Sham independence of freshmen House Dems
It seems many Freshman Congressman, including my own North Carolina Congressman Heath Shuler, have regularly been voting against approving the House Journal, which are essentially the minutes of the previous day's work in the House. They have done so for the purpose of making it appear to voters in their districts that they do not march to the tune of Pelosi and company.

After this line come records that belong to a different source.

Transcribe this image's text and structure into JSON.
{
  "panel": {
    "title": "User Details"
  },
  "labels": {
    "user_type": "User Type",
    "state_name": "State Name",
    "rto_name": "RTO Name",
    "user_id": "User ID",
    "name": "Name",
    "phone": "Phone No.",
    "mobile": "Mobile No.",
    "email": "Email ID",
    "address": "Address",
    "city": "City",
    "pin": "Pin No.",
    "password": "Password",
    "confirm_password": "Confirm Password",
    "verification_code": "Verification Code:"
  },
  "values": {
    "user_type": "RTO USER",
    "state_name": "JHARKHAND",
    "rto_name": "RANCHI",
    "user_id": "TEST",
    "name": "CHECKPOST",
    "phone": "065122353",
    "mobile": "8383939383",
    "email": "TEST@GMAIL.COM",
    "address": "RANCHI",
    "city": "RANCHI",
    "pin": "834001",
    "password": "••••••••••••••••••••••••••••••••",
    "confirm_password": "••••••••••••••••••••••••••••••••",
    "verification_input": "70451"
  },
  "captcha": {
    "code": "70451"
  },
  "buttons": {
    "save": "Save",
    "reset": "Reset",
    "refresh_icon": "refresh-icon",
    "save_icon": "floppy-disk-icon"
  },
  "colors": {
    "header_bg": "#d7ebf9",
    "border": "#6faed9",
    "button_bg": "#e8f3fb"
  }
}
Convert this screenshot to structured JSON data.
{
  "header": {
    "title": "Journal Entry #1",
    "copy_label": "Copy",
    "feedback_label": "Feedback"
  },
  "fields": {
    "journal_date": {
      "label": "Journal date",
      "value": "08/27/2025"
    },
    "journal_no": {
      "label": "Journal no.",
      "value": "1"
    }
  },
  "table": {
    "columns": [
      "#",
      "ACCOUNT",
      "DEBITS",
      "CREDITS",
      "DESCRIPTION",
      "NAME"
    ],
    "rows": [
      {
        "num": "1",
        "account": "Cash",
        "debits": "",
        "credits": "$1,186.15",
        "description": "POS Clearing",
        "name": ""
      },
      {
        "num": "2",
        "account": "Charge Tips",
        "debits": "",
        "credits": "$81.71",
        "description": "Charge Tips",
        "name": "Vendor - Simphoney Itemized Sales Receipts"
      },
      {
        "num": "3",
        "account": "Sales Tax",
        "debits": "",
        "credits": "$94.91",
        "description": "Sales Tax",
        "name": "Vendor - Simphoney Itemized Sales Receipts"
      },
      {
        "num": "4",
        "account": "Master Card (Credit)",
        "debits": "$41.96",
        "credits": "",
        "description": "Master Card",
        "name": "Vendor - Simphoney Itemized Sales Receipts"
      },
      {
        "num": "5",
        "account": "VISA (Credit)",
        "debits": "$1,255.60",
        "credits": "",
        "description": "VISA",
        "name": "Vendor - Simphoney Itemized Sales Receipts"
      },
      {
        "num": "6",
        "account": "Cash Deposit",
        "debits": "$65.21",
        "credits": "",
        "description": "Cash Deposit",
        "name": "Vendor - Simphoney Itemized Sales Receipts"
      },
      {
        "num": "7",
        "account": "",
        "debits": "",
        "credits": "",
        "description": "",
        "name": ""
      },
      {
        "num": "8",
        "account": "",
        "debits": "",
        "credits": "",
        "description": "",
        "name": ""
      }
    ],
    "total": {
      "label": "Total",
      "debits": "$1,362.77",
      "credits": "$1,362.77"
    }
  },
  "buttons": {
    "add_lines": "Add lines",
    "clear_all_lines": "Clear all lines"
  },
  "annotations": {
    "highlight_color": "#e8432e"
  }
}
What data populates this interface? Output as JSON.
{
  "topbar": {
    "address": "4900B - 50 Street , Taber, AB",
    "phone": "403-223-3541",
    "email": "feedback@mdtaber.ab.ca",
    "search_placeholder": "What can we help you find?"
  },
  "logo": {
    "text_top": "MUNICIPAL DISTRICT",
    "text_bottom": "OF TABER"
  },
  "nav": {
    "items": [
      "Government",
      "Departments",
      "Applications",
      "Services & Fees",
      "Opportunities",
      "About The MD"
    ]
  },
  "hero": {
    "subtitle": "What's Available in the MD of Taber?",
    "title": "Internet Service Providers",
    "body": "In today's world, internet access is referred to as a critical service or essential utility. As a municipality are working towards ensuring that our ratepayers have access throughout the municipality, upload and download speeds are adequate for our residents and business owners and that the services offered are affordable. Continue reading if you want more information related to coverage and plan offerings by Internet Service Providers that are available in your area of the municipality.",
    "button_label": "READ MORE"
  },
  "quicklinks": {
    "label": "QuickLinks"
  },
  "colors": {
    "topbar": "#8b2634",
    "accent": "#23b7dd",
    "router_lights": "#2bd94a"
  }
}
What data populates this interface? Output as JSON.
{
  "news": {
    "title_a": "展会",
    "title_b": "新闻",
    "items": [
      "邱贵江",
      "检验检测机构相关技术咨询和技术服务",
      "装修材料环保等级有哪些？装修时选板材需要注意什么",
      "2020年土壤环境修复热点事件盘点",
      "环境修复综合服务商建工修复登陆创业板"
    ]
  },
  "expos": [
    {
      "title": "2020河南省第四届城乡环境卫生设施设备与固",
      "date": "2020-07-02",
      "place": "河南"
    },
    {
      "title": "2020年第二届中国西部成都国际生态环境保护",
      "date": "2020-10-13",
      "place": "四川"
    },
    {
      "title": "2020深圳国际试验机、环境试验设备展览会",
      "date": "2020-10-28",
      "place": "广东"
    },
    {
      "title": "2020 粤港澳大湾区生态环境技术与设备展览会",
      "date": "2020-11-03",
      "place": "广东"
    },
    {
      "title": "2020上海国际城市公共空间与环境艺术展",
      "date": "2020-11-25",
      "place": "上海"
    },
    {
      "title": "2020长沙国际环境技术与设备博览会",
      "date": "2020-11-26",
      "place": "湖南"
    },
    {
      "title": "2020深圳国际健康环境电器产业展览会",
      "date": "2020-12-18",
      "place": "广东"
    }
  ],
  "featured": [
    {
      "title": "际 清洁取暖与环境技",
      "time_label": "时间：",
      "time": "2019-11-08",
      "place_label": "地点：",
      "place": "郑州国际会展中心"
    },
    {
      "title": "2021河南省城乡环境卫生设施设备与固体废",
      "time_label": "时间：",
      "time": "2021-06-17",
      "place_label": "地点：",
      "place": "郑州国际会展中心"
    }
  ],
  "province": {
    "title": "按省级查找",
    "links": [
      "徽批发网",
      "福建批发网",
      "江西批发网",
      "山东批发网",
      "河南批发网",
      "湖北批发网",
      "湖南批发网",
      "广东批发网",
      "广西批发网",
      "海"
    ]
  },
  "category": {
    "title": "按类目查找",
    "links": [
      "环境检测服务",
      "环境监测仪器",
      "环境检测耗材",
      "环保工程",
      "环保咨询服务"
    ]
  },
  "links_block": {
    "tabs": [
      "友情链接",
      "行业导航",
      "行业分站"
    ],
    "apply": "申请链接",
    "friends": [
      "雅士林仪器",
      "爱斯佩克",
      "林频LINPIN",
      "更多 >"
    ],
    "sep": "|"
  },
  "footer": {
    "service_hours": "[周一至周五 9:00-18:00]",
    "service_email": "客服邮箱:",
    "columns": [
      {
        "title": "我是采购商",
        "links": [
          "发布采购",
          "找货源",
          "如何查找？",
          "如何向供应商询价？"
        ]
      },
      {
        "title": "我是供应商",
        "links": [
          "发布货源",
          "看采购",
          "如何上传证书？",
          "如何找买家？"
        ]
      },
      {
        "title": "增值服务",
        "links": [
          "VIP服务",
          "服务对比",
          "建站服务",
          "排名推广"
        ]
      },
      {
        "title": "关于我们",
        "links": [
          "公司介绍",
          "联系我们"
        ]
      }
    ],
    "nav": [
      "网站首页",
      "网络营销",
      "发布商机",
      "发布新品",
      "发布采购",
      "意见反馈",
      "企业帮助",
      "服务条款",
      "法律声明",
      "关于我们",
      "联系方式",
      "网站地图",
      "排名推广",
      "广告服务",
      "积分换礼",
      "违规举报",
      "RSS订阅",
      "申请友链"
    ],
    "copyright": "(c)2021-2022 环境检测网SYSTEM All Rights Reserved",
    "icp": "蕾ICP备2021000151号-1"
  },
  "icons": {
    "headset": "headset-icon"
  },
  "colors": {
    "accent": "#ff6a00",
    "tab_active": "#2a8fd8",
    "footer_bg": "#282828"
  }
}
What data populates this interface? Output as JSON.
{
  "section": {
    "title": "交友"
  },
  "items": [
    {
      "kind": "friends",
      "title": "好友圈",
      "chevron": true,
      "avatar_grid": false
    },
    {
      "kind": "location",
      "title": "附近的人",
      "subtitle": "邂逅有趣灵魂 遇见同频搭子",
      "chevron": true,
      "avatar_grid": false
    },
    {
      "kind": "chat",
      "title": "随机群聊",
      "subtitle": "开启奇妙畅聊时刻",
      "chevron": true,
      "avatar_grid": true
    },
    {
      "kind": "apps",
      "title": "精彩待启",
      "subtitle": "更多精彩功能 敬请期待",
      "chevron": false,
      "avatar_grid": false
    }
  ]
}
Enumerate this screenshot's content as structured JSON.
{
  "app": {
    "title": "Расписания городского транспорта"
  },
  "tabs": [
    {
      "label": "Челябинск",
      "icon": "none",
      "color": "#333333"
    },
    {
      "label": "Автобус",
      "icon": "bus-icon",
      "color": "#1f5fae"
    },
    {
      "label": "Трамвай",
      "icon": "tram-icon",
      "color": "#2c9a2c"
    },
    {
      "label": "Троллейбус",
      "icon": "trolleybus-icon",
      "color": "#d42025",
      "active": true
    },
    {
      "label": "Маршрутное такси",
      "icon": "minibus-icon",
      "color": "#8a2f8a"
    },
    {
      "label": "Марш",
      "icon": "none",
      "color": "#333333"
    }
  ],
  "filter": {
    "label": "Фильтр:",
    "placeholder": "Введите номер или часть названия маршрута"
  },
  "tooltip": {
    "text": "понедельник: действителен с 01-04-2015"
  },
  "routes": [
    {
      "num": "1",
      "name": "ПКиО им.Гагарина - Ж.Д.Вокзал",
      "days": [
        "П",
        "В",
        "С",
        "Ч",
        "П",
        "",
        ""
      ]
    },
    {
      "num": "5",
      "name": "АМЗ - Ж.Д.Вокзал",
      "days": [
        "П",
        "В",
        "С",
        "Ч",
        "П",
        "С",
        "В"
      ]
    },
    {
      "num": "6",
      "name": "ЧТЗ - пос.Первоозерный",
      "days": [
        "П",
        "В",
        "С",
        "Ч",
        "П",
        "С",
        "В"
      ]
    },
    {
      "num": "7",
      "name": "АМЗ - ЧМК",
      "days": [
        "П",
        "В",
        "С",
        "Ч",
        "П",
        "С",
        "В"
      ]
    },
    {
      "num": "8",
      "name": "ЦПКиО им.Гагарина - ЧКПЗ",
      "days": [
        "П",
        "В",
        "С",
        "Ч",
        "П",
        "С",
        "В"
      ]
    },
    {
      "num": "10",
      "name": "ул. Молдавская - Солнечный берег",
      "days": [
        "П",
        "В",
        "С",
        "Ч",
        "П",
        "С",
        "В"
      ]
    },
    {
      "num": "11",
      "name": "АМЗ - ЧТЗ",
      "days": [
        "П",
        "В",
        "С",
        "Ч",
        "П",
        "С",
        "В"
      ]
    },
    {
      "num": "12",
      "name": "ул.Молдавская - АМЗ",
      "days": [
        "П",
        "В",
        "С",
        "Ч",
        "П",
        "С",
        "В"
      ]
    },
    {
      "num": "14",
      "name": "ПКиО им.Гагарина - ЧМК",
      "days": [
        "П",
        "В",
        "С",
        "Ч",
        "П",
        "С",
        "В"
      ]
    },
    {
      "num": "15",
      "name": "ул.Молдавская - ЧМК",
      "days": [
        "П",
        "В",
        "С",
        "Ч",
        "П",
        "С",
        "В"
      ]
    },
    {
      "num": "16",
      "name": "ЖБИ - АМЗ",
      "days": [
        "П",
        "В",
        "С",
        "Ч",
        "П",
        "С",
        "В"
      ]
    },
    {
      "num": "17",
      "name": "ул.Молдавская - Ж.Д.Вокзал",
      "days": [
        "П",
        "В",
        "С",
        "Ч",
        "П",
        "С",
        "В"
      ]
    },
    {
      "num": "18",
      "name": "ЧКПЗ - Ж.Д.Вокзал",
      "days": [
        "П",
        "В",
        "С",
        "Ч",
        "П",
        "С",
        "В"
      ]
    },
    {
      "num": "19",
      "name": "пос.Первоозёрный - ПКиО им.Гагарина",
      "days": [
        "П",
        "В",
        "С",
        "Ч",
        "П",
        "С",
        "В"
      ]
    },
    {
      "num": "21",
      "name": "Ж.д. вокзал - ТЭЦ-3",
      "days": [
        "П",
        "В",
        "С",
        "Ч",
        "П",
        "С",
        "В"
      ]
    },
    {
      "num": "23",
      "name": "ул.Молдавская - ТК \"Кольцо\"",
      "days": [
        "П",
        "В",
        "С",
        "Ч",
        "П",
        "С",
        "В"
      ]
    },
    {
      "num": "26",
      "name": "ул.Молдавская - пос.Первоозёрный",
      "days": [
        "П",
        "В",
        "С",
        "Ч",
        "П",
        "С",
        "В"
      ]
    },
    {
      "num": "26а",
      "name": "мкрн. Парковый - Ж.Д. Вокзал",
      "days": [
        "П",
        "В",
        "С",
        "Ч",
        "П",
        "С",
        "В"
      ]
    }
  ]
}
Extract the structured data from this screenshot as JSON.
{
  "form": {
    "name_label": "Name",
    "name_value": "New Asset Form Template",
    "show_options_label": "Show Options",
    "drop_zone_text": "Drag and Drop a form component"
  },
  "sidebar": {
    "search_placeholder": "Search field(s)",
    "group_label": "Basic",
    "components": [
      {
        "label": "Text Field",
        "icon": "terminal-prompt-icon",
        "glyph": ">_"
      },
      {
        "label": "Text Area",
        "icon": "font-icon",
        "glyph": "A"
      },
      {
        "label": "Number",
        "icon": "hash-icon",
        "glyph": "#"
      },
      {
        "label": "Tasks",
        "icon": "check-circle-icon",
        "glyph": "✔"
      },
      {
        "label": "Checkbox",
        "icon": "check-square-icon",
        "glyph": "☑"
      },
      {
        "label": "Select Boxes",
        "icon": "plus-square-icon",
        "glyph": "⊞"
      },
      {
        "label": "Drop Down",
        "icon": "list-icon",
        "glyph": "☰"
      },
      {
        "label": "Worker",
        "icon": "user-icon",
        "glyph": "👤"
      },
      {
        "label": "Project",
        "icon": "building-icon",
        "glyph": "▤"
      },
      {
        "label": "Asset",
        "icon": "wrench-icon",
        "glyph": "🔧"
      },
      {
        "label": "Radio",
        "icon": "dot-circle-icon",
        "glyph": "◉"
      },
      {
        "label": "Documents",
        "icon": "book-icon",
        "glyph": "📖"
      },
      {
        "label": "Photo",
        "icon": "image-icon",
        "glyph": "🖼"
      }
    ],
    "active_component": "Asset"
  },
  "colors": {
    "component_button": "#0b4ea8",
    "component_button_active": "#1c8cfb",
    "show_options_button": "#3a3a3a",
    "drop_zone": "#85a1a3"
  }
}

Half a dozen freshman Democrats took to the House floor one late-October morning to cast their lot with Republicans.Their actions went unpunished by the Democratic leadership that day, as they have on many other occasions in recent weeks. The symbolic gesture -- casting nay votes on approving the House Journal, essentially the minutes of the previous day -- would have no bearing on the leadership's agenda.While they overwhelmingly support that agenda, the bloc of freshmen has begun casting votes against such minor procedural motions in an effort, Democratic sources and Republican critics say, to demonstrate their independence from their leadership. The number of votes that the potentially vulnerable newcomers to Capitol Hill cast against House leaders is tallied and watched closely by interest groups and political foes.Such is the political life of many of the 42 freshman House Democrats, a sizable number of them moderates and conservatives who must straddle the fence between supporting their party's interests and distancing themselves from a mostly liberal leadership as they gear up for their first reelection battle next fall.